Distraction free writing seems to be quite a fashionable / desirable feature in a lot of editors at the moment. I have tried and used Goyo and limelight which go some way to reproducing the distraction free environment of many other editors. However, I no longer use them. Both worked well, but vim doesn’t have that many distractions without them. When I am writing, I open vim in a full screen terminal. I don’t even have a clock visible. Being able to highlight the paragraph I am currently working on or putting the text in the middle of the screen wasn’t worth it for me.

Proselint

Proselint, as the name suggests, is a linter for prose. It points out areas where my writing could be better. To use it with vim, I have the following autofunction:

function! mine#functions#proselint() abort
    let oldmakeprg = &l:makeprg
    " set new value of makeprg and call the function
    set makeprg=proselint\ %
    make
    copen
    " set makeprg back to old value
    let &l:makeprg = oldmakeprg
endfunction
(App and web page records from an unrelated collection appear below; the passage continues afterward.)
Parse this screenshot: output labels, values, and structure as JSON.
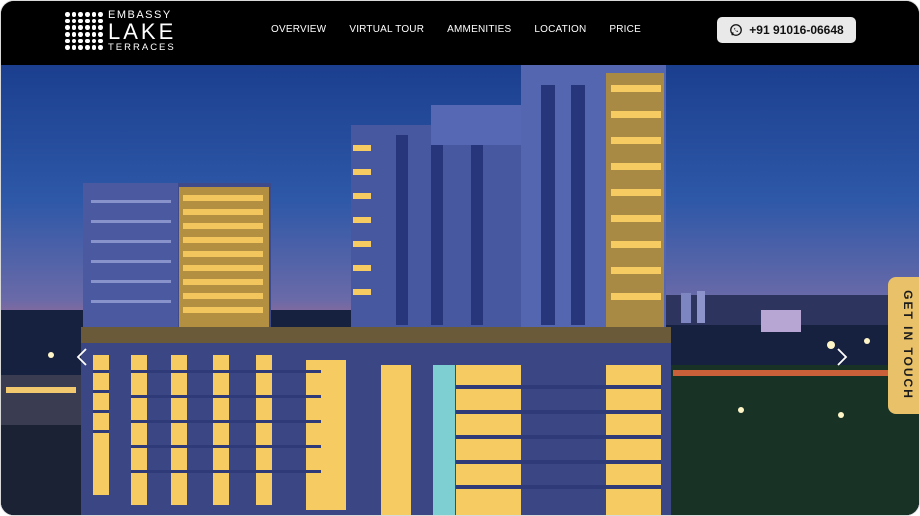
{
  "brand": {
    "line1": "EMBASSY",
    "line2": "LAKE",
    "line3": "TERRACES"
  },
  "nav": {
    "items": [
      {
        "label": "OVERVIEW"
      },
      {
        "label": "VIRTUAL TOUR"
      },
      {
        "label": "AMMENITIES"
      },
      {
        "label": "LOCATION"
      },
      {
        "label": "PRICE"
      }
    ]
  },
  "contact": {
    "phone": "+91 91016-06648",
    "icon": "whatsapp-icon"
  },
  "hero": {
    "prev_icon": "chevron-left-icon",
    "next_icon": "chevron-right-icon"
  },
  "cta": {
    "label": "GET IN TOUCH"
  },
  "colors": {
    "navbar": "#000000",
    "cta": "#e8c169",
    "phone_bg": "#e9e9e9"
  }
}
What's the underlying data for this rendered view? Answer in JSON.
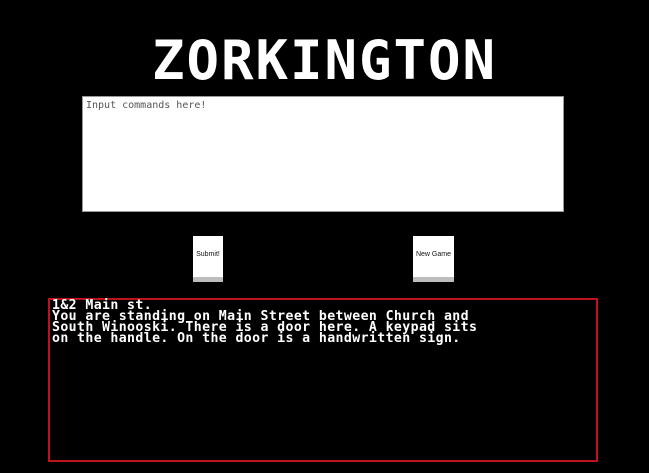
{
  "game": {
    "title": "ZORKINGTON",
    "command_placeholder": "Input commands here!",
    "submit_label": "Submit!",
    "new_game_label": "New Game",
    "output": {
      "location": "1&2 Main st.",
      "lines": [
        "You are standing on Main Street between Church and",
        "South Winooski. There is a door here. A keypad sits",
        "on the handle. On the door is a handwritten sign."
      ]
    }
  }
}
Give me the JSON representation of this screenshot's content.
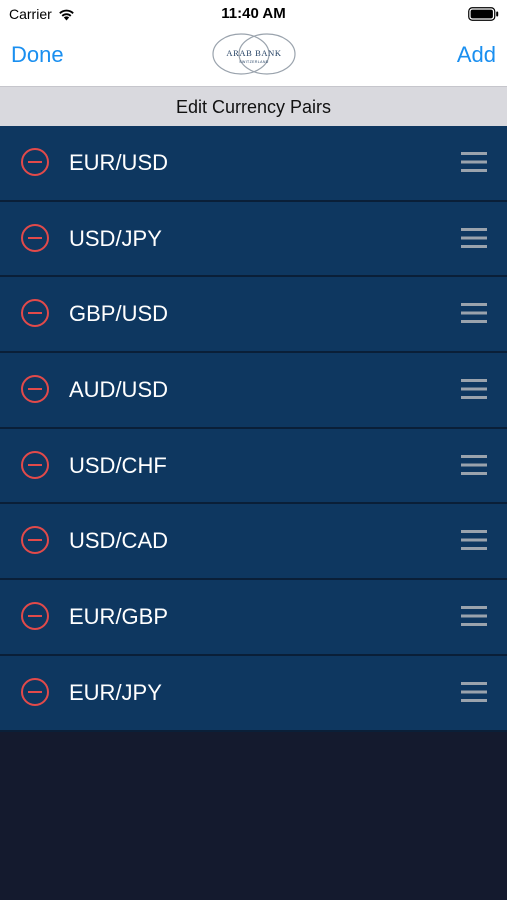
{
  "status_bar": {
    "carrier": "Carrier",
    "time": "11:40 AM"
  },
  "nav": {
    "done_label": "Done",
    "add_label": "Add",
    "logo_text": "ARAB BANK",
    "logo_subtext": "SWITZERLAND"
  },
  "section": {
    "title": "Edit Currency Pairs"
  },
  "pairs": [
    {
      "label": "EUR/USD"
    },
    {
      "label": "USD/JPY"
    },
    {
      "label": "GBP/USD"
    },
    {
      "label": "AUD/USD"
    },
    {
      "label": "USD/CHF"
    },
    {
      "label": "USD/CAD"
    },
    {
      "label": "EUR/GBP"
    },
    {
      "label": "EUR/JPY"
    }
  ],
  "colors": {
    "accent": "#1a8ff0",
    "row_background": "#0e3760",
    "delete_icon": "#e24a4a",
    "page_background": "#141a2e"
  },
  "icons": {
    "delete": "minus-circle-icon",
    "reorder": "reorder-grip-icon"
  }
}
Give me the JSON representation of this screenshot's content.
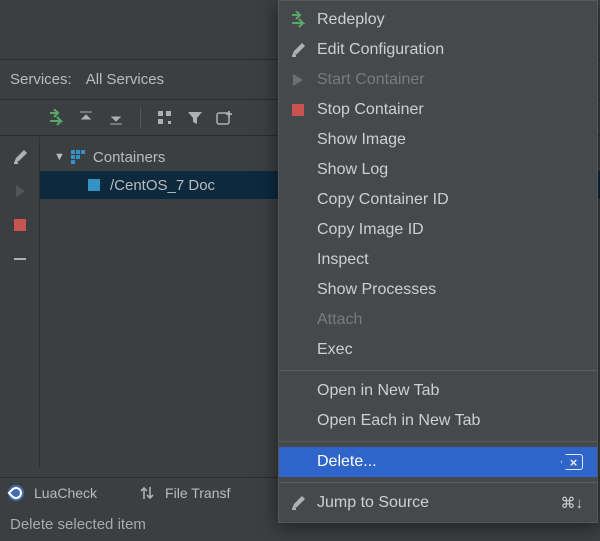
{
  "services": {
    "label": "Services:",
    "filter": "All Services"
  },
  "tree": {
    "root_label": "Containers",
    "item_label": "/CentOS_7 Doc"
  },
  "left_rail_icons": [
    "pencil-icon",
    "play-icon",
    "stop-icon",
    "minus-icon"
  ],
  "status": {
    "luacheck": "LuaCheck",
    "file_transfer": "File Transf"
  },
  "hint": "Delete selected item",
  "context_menu": {
    "items": [
      {
        "id": "redeploy",
        "label": "Redeploy",
        "icon": "redeploy-icon",
        "enabled": true
      },
      {
        "id": "edit-config",
        "label": "Edit Configuration",
        "icon": "pencil-icon",
        "enabled": true
      },
      {
        "id": "start",
        "label": "Start Container",
        "icon": "play-icon",
        "enabled": false
      },
      {
        "id": "stop",
        "label": "Stop Container",
        "icon": "stop-icon",
        "enabled": true
      },
      {
        "id": "show-image",
        "label": "Show Image",
        "icon": "",
        "enabled": true
      },
      {
        "id": "show-log",
        "label": "Show Log",
        "icon": "",
        "enabled": true
      },
      {
        "id": "copy-cid",
        "label": "Copy Container ID",
        "icon": "",
        "enabled": true
      },
      {
        "id": "copy-iid",
        "label": "Copy Image ID",
        "icon": "",
        "enabled": true
      },
      {
        "id": "inspect",
        "label": "Inspect",
        "icon": "",
        "enabled": true
      },
      {
        "id": "show-proc",
        "label": "Show Processes",
        "icon": "",
        "enabled": true
      },
      {
        "id": "attach",
        "label": "Attach",
        "icon": "",
        "enabled": false
      },
      {
        "id": "exec",
        "label": "Exec",
        "icon": "",
        "enabled": true
      },
      {
        "sep": true
      },
      {
        "id": "open-tab",
        "label": "Open in New Tab",
        "icon": "",
        "enabled": true
      },
      {
        "id": "open-each",
        "label": "Open Each in New Tab",
        "icon": "",
        "enabled": true
      },
      {
        "sep": true
      },
      {
        "id": "delete",
        "label": "Delete...",
        "icon": "",
        "enabled": true,
        "hover": true,
        "shortcut_icon": "backspace-icon"
      },
      {
        "sep": true
      },
      {
        "id": "jump",
        "label": "Jump to Source",
        "icon": "pencil-icon",
        "enabled": true,
        "shortcut": "⌘↓"
      }
    ]
  }
}
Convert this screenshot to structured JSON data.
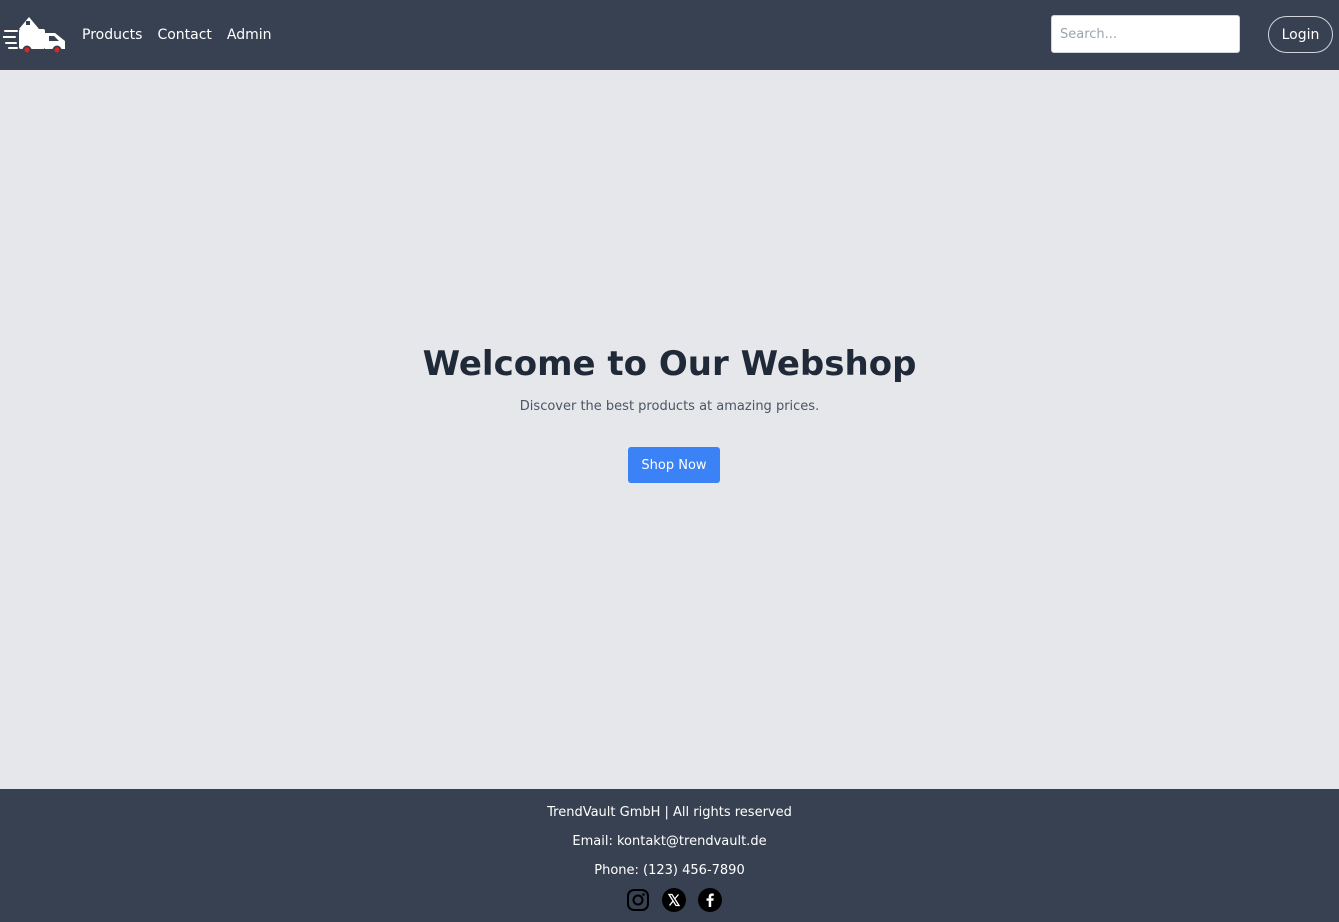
{
  "nav": {
    "links": [
      "Products",
      "Contact",
      "Admin"
    ],
    "search_placeholder": "Search...",
    "login_label": "Login"
  },
  "hero": {
    "title": "Welcome to Our Webshop",
    "subtitle": "Discover the best products at amazing prices.",
    "button_label": "Shop Now"
  },
  "footer": {
    "company": "TrendVault GmbH | All rights reserved",
    "email": "Email: kontakt@trendvault.de",
    "phone": "Phone: (123) 456-7890",
    "social_icons": [
      "instagram-icon",
      "x-icon",
      "facebook-icon"
    ]
  },
  "colors": {
    "navbar_bg": "#374151",
    "page_bg": "#e5e7eb",
    "accent": "#3b82f6"
  }
}
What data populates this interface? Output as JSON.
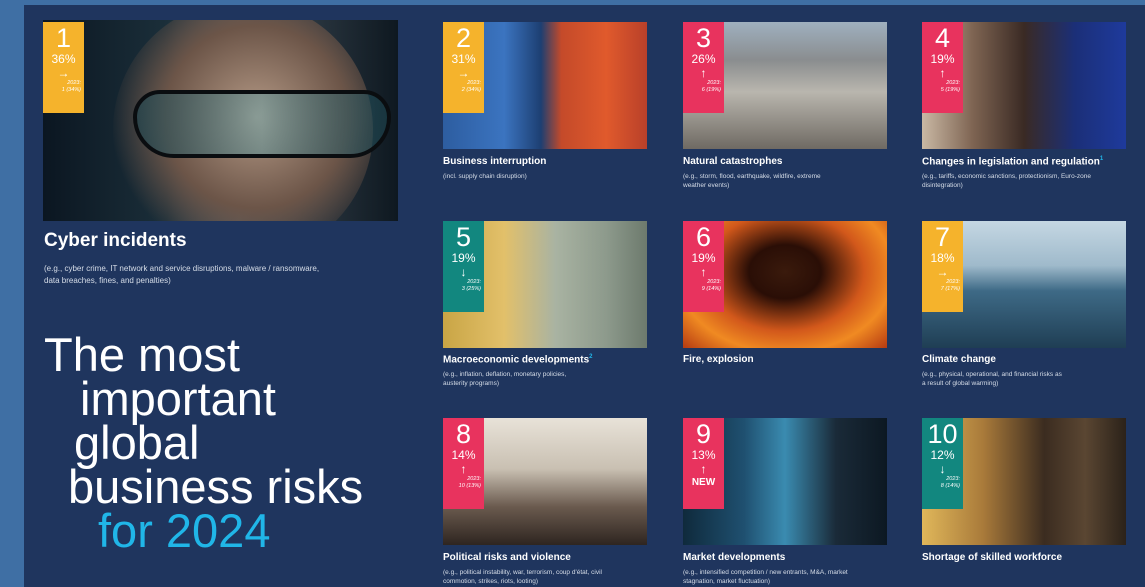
{
  "colors": {
    "page_bg": "#3f6fa4",
    "panel_bg": "#1f355e",
    "accent_blue": "#20b6e8",
    "badge_yellow": "#f5b32c",
    "badge_pink": "#e8335e",
    "badge_teal": "#12877f"
  },
  "hero": {
    "rank": "1",
    "percent": "36%",
    "trend_icon": "arrow-right",
    "trend": "→",
    "year_label": "2023:",
    "previous": "1 (34%)",
    "title": "Cyber incidents",
    "description": "(e.g., cyber crime, IT network and service disruptions, malware / ransomware, data breaches, fines, and penalties)"
  },
  "headline": {
    "line1": "The most",
    "line2": "important",
    "line3": "global",
    "line4": "business risks",
    "line5": "for 2024"
  },
  "risks": [
    {
      "rank": "2",
      "percent": "31%",
      "trend_icon": "arrow-right",
      "trend": "→",
      "year_label": "2023:",
      "previous": "2 (34%)",
      "badge_color": "#f5b32c",
      "title": "Business interruption",
      "description": "(incl. supply chain disruption)"
    },
    {
      "rank": "3",
      "percent": "26%",
      "trend_icon": "arrow-up",
      "trend": "↑",
      "year_label": "2023:",
      "previous": "6 (19%)",
      "badge_color": "#e8335e",
      "title": "Natural catastrophes",
      "description": "(e.g., storm, flood, earthquake, wildfire, extreme weather events)"
    },
    {
      "rank": "4",
      "percent": "19%",
      "trend_icon": "arrow-up",
      "trend": "↑",
      "year_label": "2023:",
      "previous": "5 (19%)",
      "badge_color": "#e8335e",
      "title": "Changes in legislation and regulation",
      "footnote": "1",
      "description": "(e.g., tariffs, economic sanctions, protectionism, Euro-zone disintegration)"
    },
    {
      "rank": "5",
      "percent": "19%",
      "trend_icon": "arrow-down",
      "trend": "↓",
      "year_label": "2023:",
      "previous": "3 (25%)",
      "badge_color": "#12877f",
      "title": "Macroeconomic developments",
      "footnote": "2",
      "description": "(e.g., inflation, deflation, monetary policies, austerity programs)"
    },
    {
      "rank": "6",
      "percent": "19%",
      "trend_icon": "arrow-up",
      "trend": "↑",
      "year_label": "2023:",
      "previous": "9 (14%)",
      "badge_color": "#e8335e",
      "title": "Fire, explosion",
      "description": ""
    },
    {
      "rank": "7",
      "percent": "18%",
      "trend_icon": "arrow-right",
      "trend": "→",
      "year_label": "2023:",
      "previous": "7 (17%)",
      "badge_color": "#f5b32c",
      "title": "Climate change",
      "description": "(e.g., physical, operational, and financial risks as a result of global warming)"
    },
    {
      "rank": "8",
      "percent": "14%",
      "trend_icon": "arrow-up",
      "trend": "↑",
      "year_label": "2023:",
      "previous": "10 (13%)",
      "badge_color": "#e8335e",
      "title": "Political risks and violence",
      "description": "(e.g., political instability, war, terrorism, coup d'état, civil commotion, strikes, riots, looting)"
    },
    {
      "rank": "9",
      "percent": "13%",
      "trend_icon": "arrow-up",
      "trend": "↑",
      "new_label": "NEW",
      "badge_color": "#e8335e",
      "title": "Market developments",
      "description": "(e.g., intensified competition / new entrants, M&A, market stagnation, market fluctuation)"
    },
    {
      "rank": "10",
      "percent": "12%",
      "trend_icon": "arrow-down",
      "trend": "↓",
      "year_label": "2023:",
      "previous": "8 (14%)",
      "badge_color": "#12877f",
      "title": "Shortage of skilled workforce",
      "description": ""
    }
  ]
}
and a mapping:

nnoremap <leader>p :call mine#functions#proselint()<CR>

This allows me to fill the quickfix list with a list of suggestions from proselint.

LanguageTool

LanguageTool is similar in concept to Proselint although seems to have a lot more checks under its hood. It can be intergrated into vim in a similar way to Proselint, with an autofunction.

function! mine#functions#languagetool() abort
    let oldmakeprg = &l:makeprg
    let olderrformat = &l:errorformat
    " set new value of makeprg and call the function
    set makeprg=languagetool\ -l\ en-GB\ %
    let &l:errorformat =
          \ '%-GPicked up _JAVA_OPTIONS: %.%#,' .
          \ '%-GExpected text language: %.%#,' .
          \ '%-PWorking on %f...,' .
          \ '%-I%.%# [main] DEBUG %.%#,' .
          \ '%+IUsing %.%# for file %.%#,' .
          \ '%I%\d%\+.) Line %l\, column %c\, Rule ID: %m,' .
          \ '%-CMessage%m,' .
          \ '%-CSuggestion%m,' .
          \ '%-CMore info%m,' .
          \ '%-C%\s%#^%\+%\s%#,' .
          \ '%-C%.%#,' .
          \ '%-Z%\s%#,' .
          \ '%-Q,' .
          \ '%-GTime: %.%#'
    make
    copen
    " set makeprg back to old value
    let &l:makeprg = oldmakeprg
    let &l:makeprg = olderrformat
endfunction

You will notice that this is slightly longer because the error format used by Proselint is compatible with Vim’s default. LanguageTool’s is not.